Material provided START
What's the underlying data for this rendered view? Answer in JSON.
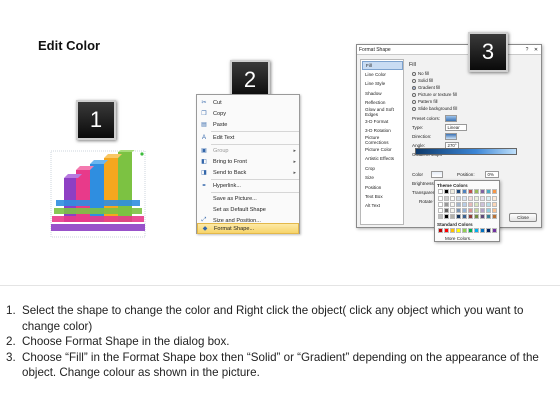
{
  "title": "Edit Color",
  "badges": [
    "1",
    "2",
    "3"
  ],
  "context_menu": {
    "items": [
      {
        "label": "Cut",
        "icon": "scissors-icon",
        "glyph": "✂",
        "disabled": false,
        "submenu": false,
        "highlight": false
      },
      {
        "label": "Copy",
        "icon": "copy-icon",
        "glyph": "❐",
        "disabled": false,
        "submenu": false,
        "highlight": false
      },
      {
        "label": "Paste",
        "icon": "paste-icon",
        "glyph": "▤",
        "disabled": false,
        "submenu": false,
        "highlight": false
      },
      {
        "label": "Edit Text",
        "icon": "edit-text-icon",
        "glyph": "A",
        "disabled": false,
        "submenu": false,
        "highlight": false
      },
      {
        "label": "Group",
        "icon": "group-icon",
        "glyph": "▣",
        "disabled": true,
        "submenu": true,
        "highlight": false
      },
      {
        "label": "Bring to Front",
        "icon": "bring-front-icon",
        "glyph": "◧",
        "disabled": false,
        "submenu": true,
        "highlight": false
      },
      {
        "label": "Send to Back",
        "icon": "send-back-icon",
        "glyph": "◨",
        "disabled": false,
        "submenu": true,
        "highlight": false
      },
      {
        "label": "Hyperlink...",
        "icon": "hyperlink-icon",
        "glyph": "⚭",
        "disabled": false,
        "submenu": false,
        "highlight": false
      },
      {
        "label": "Save as Picture...",
        "icon": "",
        "glyph": "",
        "disabled": false,
        "submenu": false,
        "highlight": false
      },
      {
        "label": "Set as Default Shape",
        "icon": "",
        "glyph": "",
        "disabled": false,
        "submenu": false,
        "highlight": false
      },
      {
        "label": "Size and Position...",
        "icon": "size-icon",
        "glyph": "⤢",
        "disabled": false,
        "submenu": false,
        "highlight": false
      },
      {
        "label": "Format Shape...",
        "icon": "format-shape-icon",
        "glyph": "◆",
        "disabled": false,
        "submenu": false,
        "highlight": true
      }
    ]
  },
  "format_dialog": {
    "title": "Format Shape",
    "nav": [
      "Fill",
      "Line Color",
      "Line Style",
      "Shadow",
      "Reflection",
      "Glow and Soft Edges",
      "3-D Format",
      "3-D Rotation",
      "Picture Corrections",
      "Picture Color",
      "Artistic Effects",
      "Crop",
      "Size",
      "Position",
      "Text Box",
      "Alt Text"
    ],
    "selected_nav": "Fill",
    "section_heading": "Fill",
    "fill_options": [
      "No fill",
      "Solid fill",
      "Gradient fill",
      "Picture or texture fill",
      "Pattern fill",
      "Slide background fill"
    ],
    "selected_fill": "Gradient fill",
    "fields": {
      "preset_label": "Preset colors:",
      "type_label": "Type:",
      "type_value": "Linear",
      "direction_label": "Direction:",
      "angle_label": "Angle:",
      "angle_value": "270°",
      "stops_label": "Gradient stops",
      "color_label": "Color",
      "position_label": "Position:",
      "position_value": "0%",
      "brightness_label": "Brightness",
      "transparency_label": "Transparency:",
      "rotate_label": "Rotate with shape"
    },
    "close_label": "Close"
  },
  "color_popup": {
    "theme_label": "Theme Colors",
    "standard_label": "Standard Colors",
    "more_label": "More Colors...",
    "theme_top": [
      "#ffffff",
      "#000000",
      "#eeece1",
      "#1f497d",
      "#4f81bd",
      "#c0504d",
      "#9bbb59",
      "#8064a2",
      "#4bacc6",
      "#f79646"
    ],
    "standard": [
      "#c00000",
      "#ff0000",
      "#ffc000",
      "#ffff00",
      "#92d050",
      "#00b050",
      "#00b0f0",
      "#0070c0",
      "#002060",
      "#7030a0"
    ]
  },
  "instructions": [
    {
      "num": "1.",
      "text": "Select the shape to change the color and Right click the object( click any object which you want to change color)"
    },
    {
      "num": "2.",
      "text": "Choose Format Shape in the dialog box."
    },
    {
      "num": "3.",
      "text": "Choose “Fill” in the Format Shape box then “Solid” or “Gradient” depending on the appearance of the object. Change colour as shown in the picture."
    }
  ]
}
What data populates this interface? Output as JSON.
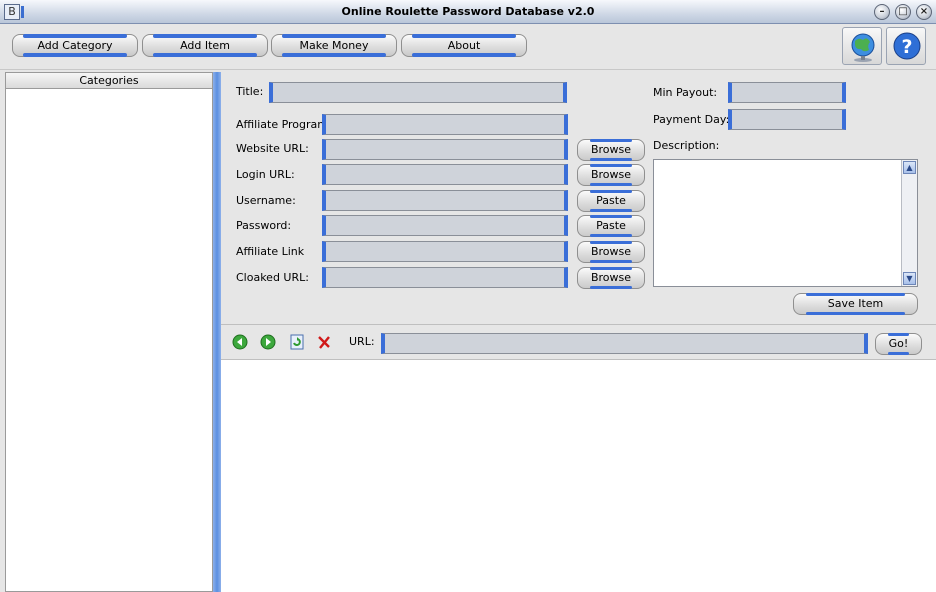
{
  "window": {
    "title": "Online Roulette Password Database v2.0",
    "app_icon_glyph": "B",
    "controls": {
      "minimize": "–",
      "maximize": "□",
      "close": "×"
    }
  },
  "toolbar": {
    "buttons": [
      {
        "label": "Add Category"
      },
      {
        "label": "Add Item"
      },
      {
        "label": "Make Money"
      },
      {
        "label": "About"
      }
    ],
    "icons": [
      "globe-icon",
      "help-icon"
    ],
    "help_glyph": "?"
  },
  "categories": {
    "header": "Categories",
    "items": []
  },
  "form": {
    "labels": {
      "title": "Title:",
      "affiliate_program": "Affiliate Program:",
      "website_url": "Website URL:",
      "login_url": "Login URL:",
      "username": "Username:",
      "password": "Password:",
      "affiliate_link": "Affiliate Link",
      "cloaked_url": "Cloaked URL:",
      "min_payout": "Min Payout:",
      "payment_day": "Payment Day:",
      "description": "Description:"
    },
    "values": {
      "title": "",
      "affiliate_program": "",
      "website_url": "",
      "login_url": "",
      "username": "",
      "password": "",
      "affiliate_link": "",
      "cloaked_url": "",
      "min_payout": "",
      "payment_day": "",
      "description": ""
    },
    "side_buttons": {
      "website_url": "Browse",
      "login_url": "Browse",
      "username": "Paste",
      "password": "Paste",
      "affiliate_link": "Browse",
      "cloaked_url": "Browse"
    },
    "save_label": "Save Item"
  },
  "navbar": {
    "url_label": "URL:",
    "url_value": "",
    "go_label": "Go!",
    "icons": [
      "back-icon",
      "forward-icon",
      "refresh-icon",
      "stop-icon"
    ]
  },
  "colors": {
    "accent": "#3a6ed8",
    "splitter": "#5b8fe0",
    "background": "#e6e6e6"
  }
}
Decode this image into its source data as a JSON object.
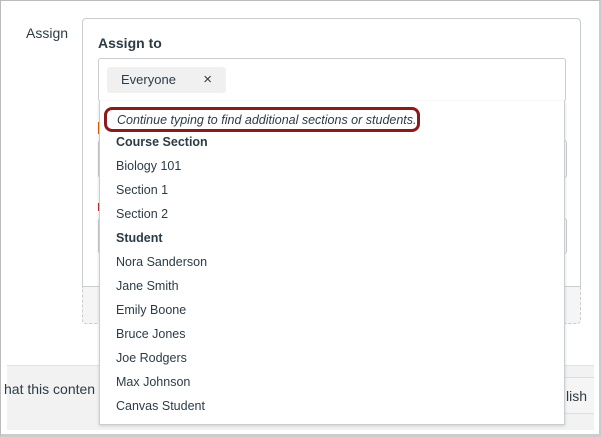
{
  "assign_label": "Assign",
  "assign_to_label": "Assign to",
  "chip": {
    "label": "Everyone",
    "remove_icon": "×"
  },
  "dropdown": {
    "hint": "Continue typing to find additional sections or students.",
    "groups": [
      {
        "header": "Course Section",
        "items": [
          "Biology 101",
          "Section 1",
          "Section 2"
        ]
      },
      {
        "header": "Student",
        "items": [
          "Nora Sanderson",
          "Jane Smith",
          "Emily Boone",
          "Bruce Jones",
          "Joe Rodgers",
          "Max Johnson",
          "Canvas Student"
        ]
      }
    ]
  },
  "footer": {
    "notice_text": "hat this conten",
    "publish_label": "lish"
  },
  "colors": {
    "highlight": "#8b1a1a"
  }
}
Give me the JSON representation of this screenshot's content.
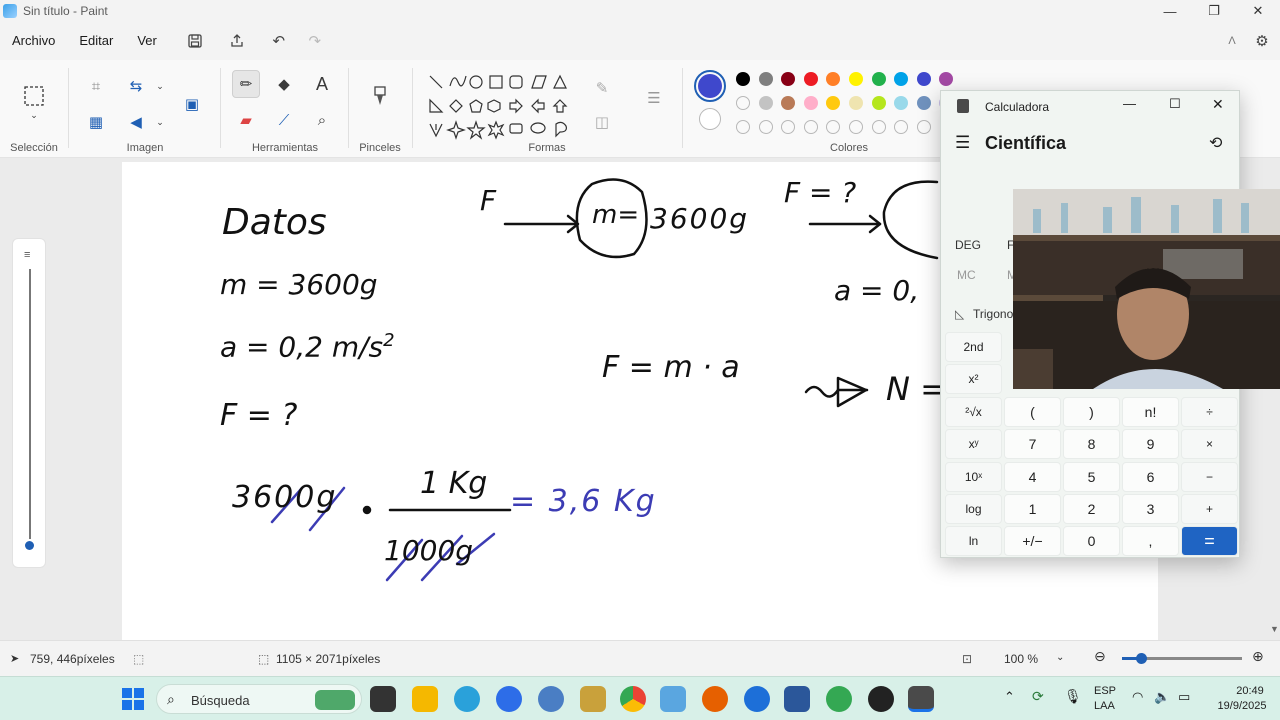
{
  "window": {
    "title": "Sin título - Paint"
  },
  "menu": {
    "items": [
      "Archivo",
      "Editar",
      "Ver"
    ]
  },
  "ribbon": {
    "groups": {
      "seleccion": "Selección",
      "imagen": "Imagen",
      "herramientas": "Herramientas",
      "pinceles": "Pinceles",
      "formas": "Formas",
      "colores": "Colores"
    }
  },
  "palette": {
    "row1": [
      "#000000",
      "#7f7f7f",
      "#880015",
      "#ed1c24",
      "#ff7f27",
      "#fff200",
      "#22b14c",
      "#00a2e8",
      "#3f48cc",
      "#a349a4"
    ],
    "row2": [
      "",
      "#c3c3c3",
      "#b97a57",
      "#ffaec9",
      "#ffc90e",
      "#efe4b0",
      "#b5e61d",
      "#99d9ea",
      "#7092be",
      "#c8bfe7"
    ],
    "primary": "#3f48cc"
  },
  "canvas_text": {
    "datos": "Datos",
    "m": "m = 3600g",
    "a": "a = 0,2 m/s",
    "a_exp": "2",
    "f": "F = ?",
    "diagram_f": "F",
    "diagram_block": "m=",
    "diagram_mass": "3600g",
    "diagram_f2": "F = ?",
    "a_right": "a = 0,",
    "formula": "F = m · a",
    "arrow_n": "N =",
    "conv_left": "3600g",
    "conv_top": "1 Kg",
    "conv_bottom": "1000g",
    "conv_result": "= 3,6 Kg"
  },
  "status": {
    "cursor": "759, 446píxeles",
    "size": "1105 × 2071píxeles",
    "zoom": "100 %"
  },
  "calculator": {
    "title": "Calculadora",
    "mode": "Científica",
    "deg": "DEG",
    "deg_next": "F",
    "mc": "MC",
    "mnext": "M",
    "trig": "Trigono",
    "rows": [
      [
        "2nd",
        "",
        "",
        "",
        ""
      ],
      [
        "x²",
        "",
        "",
        "",
        ""
      ],
      [
        "²√x",
        "(",
        ")",
        "n!",
        "÷"
      ],
      [
        "xʸ",
        "7",
        "8",
        "9",
        "×"
      ],
      [
        "10ˣ",
        "4",
        "5",
        "6",
        "−"
      ],
      [
        "log",
        "1",
        "2",
        "3",
        "+"
      ],
      [
        "ln",
        "+/−",
        "0",
        ",",
        "="
      ]
    ]
  },
  "taskbar": {
    "search_placeholder": "Búsqueda",
    "lang1": "ESP",
    "lang2": "LAA",
    "time": "20:49",
    "date": "19/9/2025"
  }
}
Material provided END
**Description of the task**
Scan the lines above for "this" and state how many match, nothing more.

**Exercise response**
5